In contrast to three-axis force sensors, in the case of multi-component sensors, the crosstalk in the respective operating point can be minimized by calibration at the operating point. By using a second calibration matrix (Matrix Plus), the crosstalk at this operating point can be reduced to 0.2% to 0.5%.

For multi-component sensors, the measuring ranges are in a fixed ratio. This is due to the measurement principle (Hexapod framework) and the geometry:

the cross-section of the rods in the multi-component sensor determines the mechanical stress at nominal force, the diameter of the sensor determines the nominal torque. The nominal force for Fz is usually two to three times the rated force for Fx and Fy. The reason for this is that in load case Fz all 6 bars of the Hexapod framework are loaded equally, while in Fx and Fy only three to four bars are loaded.

Many applications require that only one axis of the force / moment sensor is used to 50% to 100%, while the other axes of the sensor are only used to 10% or even only up to 1% of the measuring range. An example is shown in Figure 1.

Figure 1: Multi-component sensor application, application-specific rated loads

In the example of Figure 1, the friction force Fy with 10N is only 1% of the compression force Fz with 1kN. The aim of the measurement is to reduce the frictional force Fy to e.g. 2N to determine exactly.

The maximum force Fy in the application should be resolved to 1N. Due to the calibration in the operating point and the application of the additional error compensation "Matrix Plus" for this operating point, this is possible.

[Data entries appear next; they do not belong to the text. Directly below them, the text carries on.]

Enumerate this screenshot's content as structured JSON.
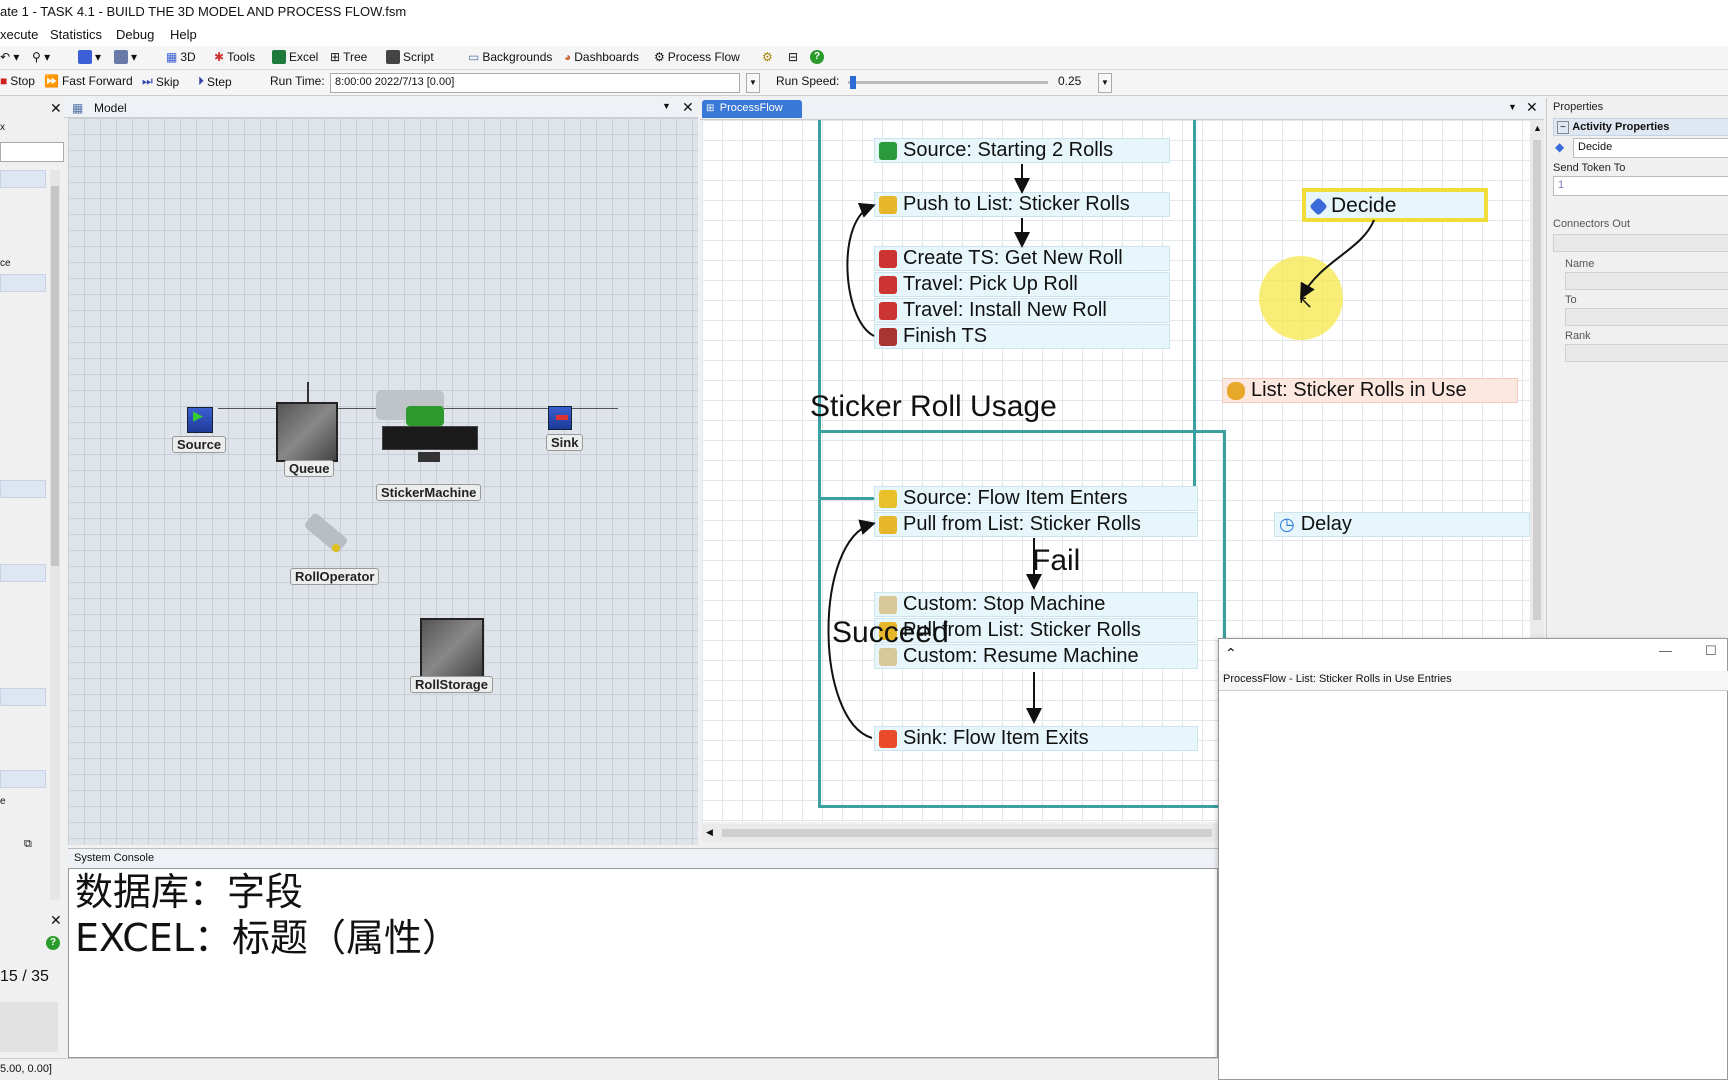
{
  "window": {
    "title": "ate 1 - TASK 4.1 - BUILD THE 3D MODEL AND PROCESS FLOW.fsm"
  },
  "menu": [
    "xecute",
    "Statistics",
    "Debug",
    "Help"
  ],
  "toolbar1": {
    "items": [
      "3D",
      "Tools",
      "Excel",
      "Tree",
      "Script",
      "Backgrounds",
      "Dashboards",
      "Process Flow"
    ]
  },
  "toolbar2": {
    "stop": "Stop",
    "fast_forward": "Fast Forward",
    "skip": "Skip",
    "step": "Step",
    "run_time_label": "Run Time:",
    "run_time_value": "8:00:00  2022/7/13  [0.00]",
    "run_speed_label": "Run Speed:",
    "run_speed_value": "0.25",
    "run_speed_fraction": 0.01
  },
  "left_strip": {
    "label1": "ce",
    "label2": "e",
    "counter": "15 / 35"
  },
  "model": {
    "tab": "Model",
    "objects": {
      "source": "Source",
      "queue": "Queue",
      "sticker_machine": "StickerMachine",
      "sink": "Sink",
      "roll_operator": "RollOperator",
      "roll_storage": "RollStorage"
    }
  },
  "processflow": {
    "tab": "ProcessFlow",
    "top_group": {
      "activities": [
        "Source: Starting 2 Rolls",
        "Push to List: Sticker Rolls",
        "Create TS: Get New Roll",
        "Travel: Pick Up Roll",
        "Travel: Install New Roll",
        "Finish TS"
      ]
    },
    "usage_title": "Sticker Roll Usage",
    "usage_group": {
      "activities": [
        "Source: Flow Item Enters",
        "Pull from List: Sticker Rolls",
        "Custom: Stop Machine",
        "Pull from List: Sticker Rolls",
        "Custom: Resume Machine",
        "Sink: Flow Item Exits"
      ],
      "fail_label": "Fail",
      "succeed_label": "Succeed"
    },
    "decide": "Decide",
    "list_shared": "List: Sticker Rolls in Use",
    "delay": "Delay"
  },
  "properties": {
    "header": "Properties",
    "section": "Activity Properties",
    "name_value": "Decide",
    "send_token_label": "Send Token To",
    "send_token_value": "1",
    "connectors_out": "Connectors Out",
    "name_label": "Name",
    "to_label": "To",
    "rank_label": "Rank"
  },
  "console": {
    "tab": "System Console",
    "lines": [
      "数据库：字段",
      "EXCEL：标题（属性）"
    ]
  },
  "float_window": {
    "subtitle": "ProcessFlow - List: Sticker Rolls in Use Entries"
  },
  "status": {
    "coords": "5.00, 0.00]"
  },
  "colors": {
    "pf_group_border": "#3aa0a0",
    "activity_bg": "#e6f6fb",
    "list_bg": "#fde8e0",
    "highlight": "#f5e84a"
  }
}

On this page you will find a summary of the measuring ranges of K6D and F6D sensors.

- Determination of forces in 3 vector axes: Fx, Fy, Fz;
- Large measuring range: 2N ... 200kN;
- Accuracy: from 0.5%;
- Aluminum and stainless steel versions

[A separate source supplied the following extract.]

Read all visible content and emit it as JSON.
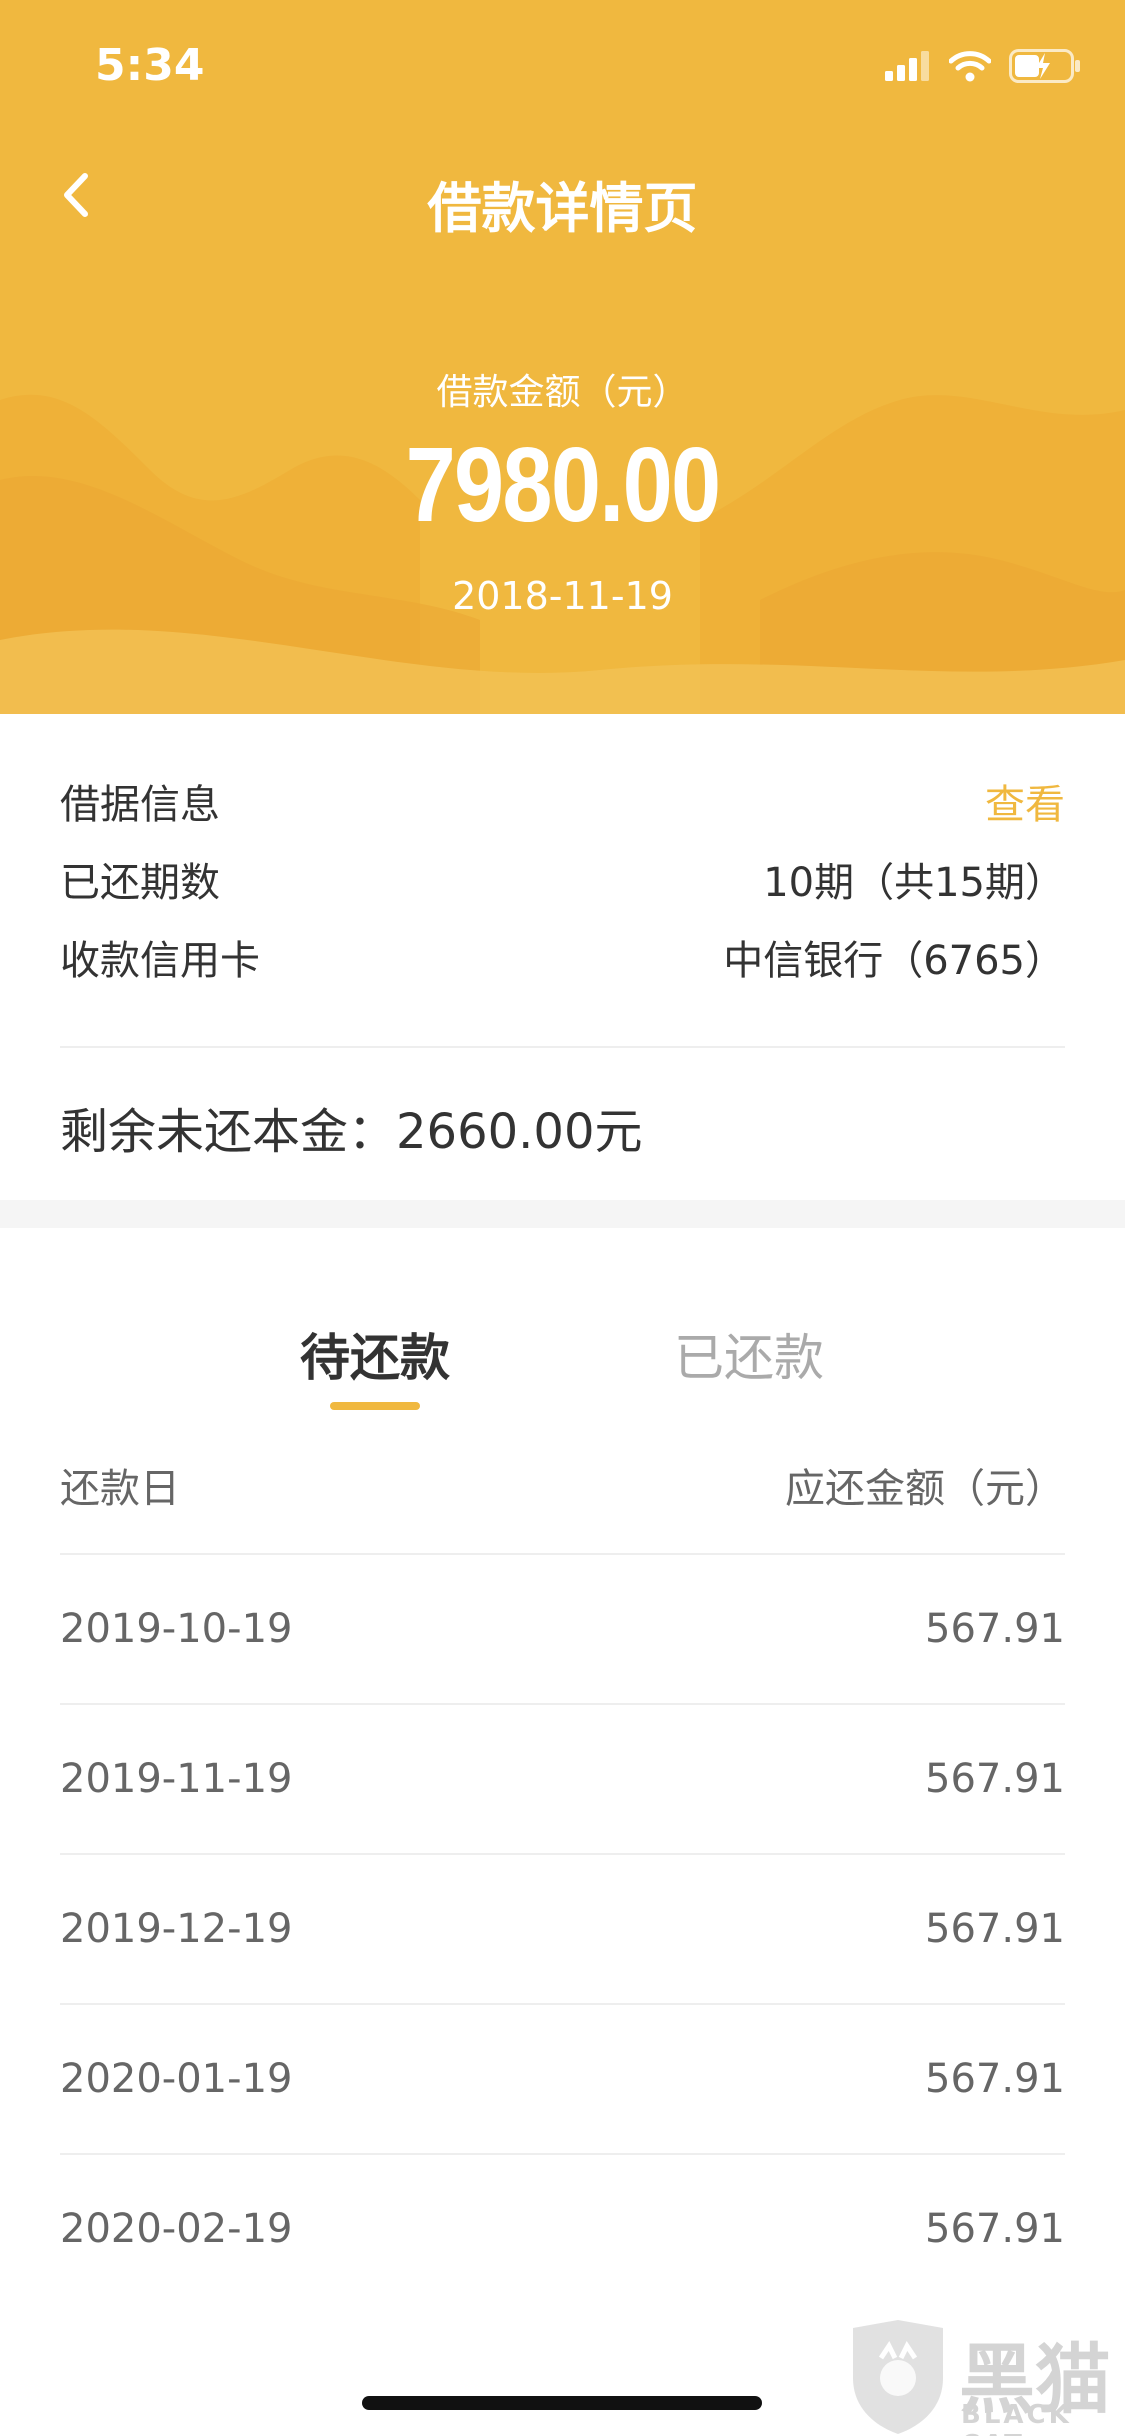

- Determination of forces and moments in 3 vector axes: Fx, Fy, Fz / Mx, My, Mz;
- Large measuring range;
- Aluminum and stainless steel versions;
- robust sensor connections;
- Matrix Plus for partial load calibration and crosstalk minimization;
- Flange models for mounting in robotic arm

- Determination of forces and moments in 3 vector axes: Fz / Mx, My;
- precise measurement results;
- very flat construction;
- Calculation of Fx and Fy